What to do - Hunt through the entries for the word "cone" and copy each line in which it appears.

Input material -
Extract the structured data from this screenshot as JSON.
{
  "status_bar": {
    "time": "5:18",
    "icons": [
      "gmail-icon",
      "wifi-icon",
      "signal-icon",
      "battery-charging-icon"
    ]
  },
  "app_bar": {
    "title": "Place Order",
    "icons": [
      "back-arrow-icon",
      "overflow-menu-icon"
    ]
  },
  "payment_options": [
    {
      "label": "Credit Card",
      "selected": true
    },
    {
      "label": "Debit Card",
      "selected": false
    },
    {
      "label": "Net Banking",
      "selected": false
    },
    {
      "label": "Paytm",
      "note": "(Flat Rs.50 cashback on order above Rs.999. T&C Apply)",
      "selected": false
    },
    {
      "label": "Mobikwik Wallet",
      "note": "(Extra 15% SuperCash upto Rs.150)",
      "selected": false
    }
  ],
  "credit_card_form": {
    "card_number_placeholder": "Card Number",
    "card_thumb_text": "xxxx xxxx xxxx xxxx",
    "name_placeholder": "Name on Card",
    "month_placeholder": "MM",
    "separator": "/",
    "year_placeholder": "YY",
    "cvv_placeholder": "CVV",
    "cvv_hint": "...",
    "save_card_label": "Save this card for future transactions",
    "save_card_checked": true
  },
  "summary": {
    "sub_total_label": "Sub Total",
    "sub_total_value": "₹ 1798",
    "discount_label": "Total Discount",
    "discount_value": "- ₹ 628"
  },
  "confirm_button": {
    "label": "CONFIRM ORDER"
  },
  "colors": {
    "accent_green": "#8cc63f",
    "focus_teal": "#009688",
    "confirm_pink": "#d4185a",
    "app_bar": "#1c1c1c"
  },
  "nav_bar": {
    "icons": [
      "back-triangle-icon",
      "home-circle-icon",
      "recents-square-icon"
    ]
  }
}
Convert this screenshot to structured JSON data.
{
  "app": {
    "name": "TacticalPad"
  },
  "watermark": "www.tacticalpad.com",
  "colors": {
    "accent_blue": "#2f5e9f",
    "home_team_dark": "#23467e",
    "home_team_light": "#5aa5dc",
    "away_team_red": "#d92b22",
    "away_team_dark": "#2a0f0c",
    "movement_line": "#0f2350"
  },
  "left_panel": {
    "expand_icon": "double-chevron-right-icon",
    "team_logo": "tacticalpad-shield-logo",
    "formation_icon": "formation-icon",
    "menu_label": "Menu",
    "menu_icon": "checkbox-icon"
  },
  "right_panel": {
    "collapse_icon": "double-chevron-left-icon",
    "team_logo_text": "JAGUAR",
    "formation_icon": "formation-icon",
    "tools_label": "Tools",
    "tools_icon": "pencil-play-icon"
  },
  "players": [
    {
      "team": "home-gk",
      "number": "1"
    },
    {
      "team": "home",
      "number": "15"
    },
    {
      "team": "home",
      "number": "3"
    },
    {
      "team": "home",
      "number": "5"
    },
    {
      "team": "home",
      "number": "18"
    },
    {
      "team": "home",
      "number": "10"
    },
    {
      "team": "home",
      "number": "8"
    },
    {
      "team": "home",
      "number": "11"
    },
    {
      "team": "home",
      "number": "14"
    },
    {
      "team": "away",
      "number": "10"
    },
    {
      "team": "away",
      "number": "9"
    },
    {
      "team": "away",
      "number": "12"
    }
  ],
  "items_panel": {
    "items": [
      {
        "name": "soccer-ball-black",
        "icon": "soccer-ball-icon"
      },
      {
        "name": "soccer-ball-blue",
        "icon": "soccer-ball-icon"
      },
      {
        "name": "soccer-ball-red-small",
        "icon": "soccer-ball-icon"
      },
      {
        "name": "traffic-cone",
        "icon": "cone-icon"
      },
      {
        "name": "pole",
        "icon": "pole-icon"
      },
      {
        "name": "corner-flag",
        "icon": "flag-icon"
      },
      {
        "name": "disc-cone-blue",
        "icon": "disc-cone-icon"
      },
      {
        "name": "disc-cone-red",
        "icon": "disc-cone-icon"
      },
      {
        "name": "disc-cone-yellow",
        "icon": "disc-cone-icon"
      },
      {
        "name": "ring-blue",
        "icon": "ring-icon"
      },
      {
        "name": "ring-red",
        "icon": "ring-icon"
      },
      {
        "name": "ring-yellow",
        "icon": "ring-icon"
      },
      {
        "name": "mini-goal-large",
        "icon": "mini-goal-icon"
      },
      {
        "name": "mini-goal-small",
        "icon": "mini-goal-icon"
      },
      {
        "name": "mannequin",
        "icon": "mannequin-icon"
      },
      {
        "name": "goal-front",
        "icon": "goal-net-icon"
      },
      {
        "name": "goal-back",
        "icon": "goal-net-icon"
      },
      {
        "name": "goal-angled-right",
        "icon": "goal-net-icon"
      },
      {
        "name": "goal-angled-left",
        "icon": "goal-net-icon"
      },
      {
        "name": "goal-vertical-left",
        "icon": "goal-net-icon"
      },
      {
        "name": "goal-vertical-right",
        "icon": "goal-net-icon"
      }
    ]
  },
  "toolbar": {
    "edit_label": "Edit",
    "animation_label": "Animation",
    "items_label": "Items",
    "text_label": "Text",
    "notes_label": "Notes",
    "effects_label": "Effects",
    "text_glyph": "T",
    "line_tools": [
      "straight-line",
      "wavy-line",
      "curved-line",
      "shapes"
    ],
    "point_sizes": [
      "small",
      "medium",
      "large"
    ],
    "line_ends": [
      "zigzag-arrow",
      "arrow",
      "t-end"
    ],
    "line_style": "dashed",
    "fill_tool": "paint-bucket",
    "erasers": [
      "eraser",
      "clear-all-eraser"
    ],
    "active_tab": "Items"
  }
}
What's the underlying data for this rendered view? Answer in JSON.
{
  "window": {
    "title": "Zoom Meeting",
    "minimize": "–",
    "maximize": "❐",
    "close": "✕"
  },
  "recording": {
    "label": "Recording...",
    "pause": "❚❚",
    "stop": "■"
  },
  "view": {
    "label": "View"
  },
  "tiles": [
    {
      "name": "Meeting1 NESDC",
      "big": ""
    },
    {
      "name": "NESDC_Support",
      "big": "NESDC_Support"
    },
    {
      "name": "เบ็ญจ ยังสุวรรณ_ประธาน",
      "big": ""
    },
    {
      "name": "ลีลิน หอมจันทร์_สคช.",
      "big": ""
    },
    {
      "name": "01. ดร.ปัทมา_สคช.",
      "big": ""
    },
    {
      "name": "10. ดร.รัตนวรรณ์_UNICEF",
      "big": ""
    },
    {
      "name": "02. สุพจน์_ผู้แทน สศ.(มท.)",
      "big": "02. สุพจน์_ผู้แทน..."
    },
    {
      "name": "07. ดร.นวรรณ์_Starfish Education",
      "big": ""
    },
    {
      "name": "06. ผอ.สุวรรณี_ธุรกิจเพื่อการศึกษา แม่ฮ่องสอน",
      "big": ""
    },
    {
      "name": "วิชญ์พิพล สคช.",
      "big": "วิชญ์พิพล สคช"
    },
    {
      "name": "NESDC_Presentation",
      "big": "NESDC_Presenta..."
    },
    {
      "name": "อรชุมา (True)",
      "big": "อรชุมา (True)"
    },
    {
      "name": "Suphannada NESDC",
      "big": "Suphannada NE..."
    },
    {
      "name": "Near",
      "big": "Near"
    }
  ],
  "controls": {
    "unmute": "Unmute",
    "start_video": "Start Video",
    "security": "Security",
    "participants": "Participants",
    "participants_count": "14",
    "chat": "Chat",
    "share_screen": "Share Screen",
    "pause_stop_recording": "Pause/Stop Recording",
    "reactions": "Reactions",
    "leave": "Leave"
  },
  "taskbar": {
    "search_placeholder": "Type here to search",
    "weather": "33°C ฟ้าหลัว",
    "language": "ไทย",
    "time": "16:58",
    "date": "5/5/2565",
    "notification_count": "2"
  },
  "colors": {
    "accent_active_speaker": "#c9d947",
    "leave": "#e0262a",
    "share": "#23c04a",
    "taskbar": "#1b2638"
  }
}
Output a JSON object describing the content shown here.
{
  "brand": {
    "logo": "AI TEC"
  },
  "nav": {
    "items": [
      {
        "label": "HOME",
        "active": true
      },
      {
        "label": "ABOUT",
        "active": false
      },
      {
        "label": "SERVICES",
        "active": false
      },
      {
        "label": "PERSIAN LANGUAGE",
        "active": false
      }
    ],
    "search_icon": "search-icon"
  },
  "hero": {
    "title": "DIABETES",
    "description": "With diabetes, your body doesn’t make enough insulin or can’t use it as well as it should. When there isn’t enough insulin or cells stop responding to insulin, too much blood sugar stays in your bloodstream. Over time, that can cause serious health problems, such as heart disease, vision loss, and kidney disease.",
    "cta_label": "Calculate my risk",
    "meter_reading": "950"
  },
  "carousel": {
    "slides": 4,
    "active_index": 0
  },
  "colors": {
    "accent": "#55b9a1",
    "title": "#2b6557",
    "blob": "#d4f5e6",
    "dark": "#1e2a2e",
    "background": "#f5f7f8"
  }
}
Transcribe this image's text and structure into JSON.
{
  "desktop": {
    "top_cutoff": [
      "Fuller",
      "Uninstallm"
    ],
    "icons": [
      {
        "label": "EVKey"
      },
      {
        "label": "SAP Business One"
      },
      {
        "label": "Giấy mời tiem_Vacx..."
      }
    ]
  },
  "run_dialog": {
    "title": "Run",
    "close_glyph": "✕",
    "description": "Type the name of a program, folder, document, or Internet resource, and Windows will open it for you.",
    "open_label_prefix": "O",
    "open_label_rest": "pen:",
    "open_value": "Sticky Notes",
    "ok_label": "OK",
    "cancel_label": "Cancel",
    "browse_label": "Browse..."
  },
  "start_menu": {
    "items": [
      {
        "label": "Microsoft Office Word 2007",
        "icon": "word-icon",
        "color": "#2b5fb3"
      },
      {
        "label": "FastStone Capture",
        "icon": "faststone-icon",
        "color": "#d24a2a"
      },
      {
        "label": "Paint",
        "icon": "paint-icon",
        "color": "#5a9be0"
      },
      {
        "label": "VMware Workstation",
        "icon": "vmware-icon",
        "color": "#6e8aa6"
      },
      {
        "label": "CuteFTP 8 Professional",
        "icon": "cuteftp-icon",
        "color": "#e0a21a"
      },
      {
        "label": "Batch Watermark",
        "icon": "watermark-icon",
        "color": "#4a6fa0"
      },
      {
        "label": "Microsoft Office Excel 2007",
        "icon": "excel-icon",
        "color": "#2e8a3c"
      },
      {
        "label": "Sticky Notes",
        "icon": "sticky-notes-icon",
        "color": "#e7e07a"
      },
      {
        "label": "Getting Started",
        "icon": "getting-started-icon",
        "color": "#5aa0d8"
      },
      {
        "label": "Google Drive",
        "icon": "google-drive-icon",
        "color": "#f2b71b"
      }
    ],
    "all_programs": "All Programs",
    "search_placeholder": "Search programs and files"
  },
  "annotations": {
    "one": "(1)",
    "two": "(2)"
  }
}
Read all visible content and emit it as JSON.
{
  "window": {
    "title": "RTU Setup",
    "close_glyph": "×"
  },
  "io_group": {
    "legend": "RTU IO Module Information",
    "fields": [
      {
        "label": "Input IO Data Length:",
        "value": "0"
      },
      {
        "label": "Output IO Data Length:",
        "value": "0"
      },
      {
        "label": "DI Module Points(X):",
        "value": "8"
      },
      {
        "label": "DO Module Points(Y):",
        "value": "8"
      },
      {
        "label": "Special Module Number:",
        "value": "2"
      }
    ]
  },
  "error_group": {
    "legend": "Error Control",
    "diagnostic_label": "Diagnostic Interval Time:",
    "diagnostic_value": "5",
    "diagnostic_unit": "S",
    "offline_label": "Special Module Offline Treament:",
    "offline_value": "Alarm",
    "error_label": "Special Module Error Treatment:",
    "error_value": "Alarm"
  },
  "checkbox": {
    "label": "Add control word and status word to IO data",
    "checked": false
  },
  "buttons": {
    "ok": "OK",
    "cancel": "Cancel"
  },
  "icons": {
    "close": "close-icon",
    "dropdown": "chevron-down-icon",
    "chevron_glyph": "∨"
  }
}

Exercise output -
        "name": "traffic-cone",
        "icon": "cone-icon"
        "name": "disc-cone-blue",
        "icon": "disc-cone-icon"
        "name": "disc-cone-red",
        "icon": "disc-cone-icon"
        "name": "disc-cone-yellow",
        "icon": "disc-cone-icon"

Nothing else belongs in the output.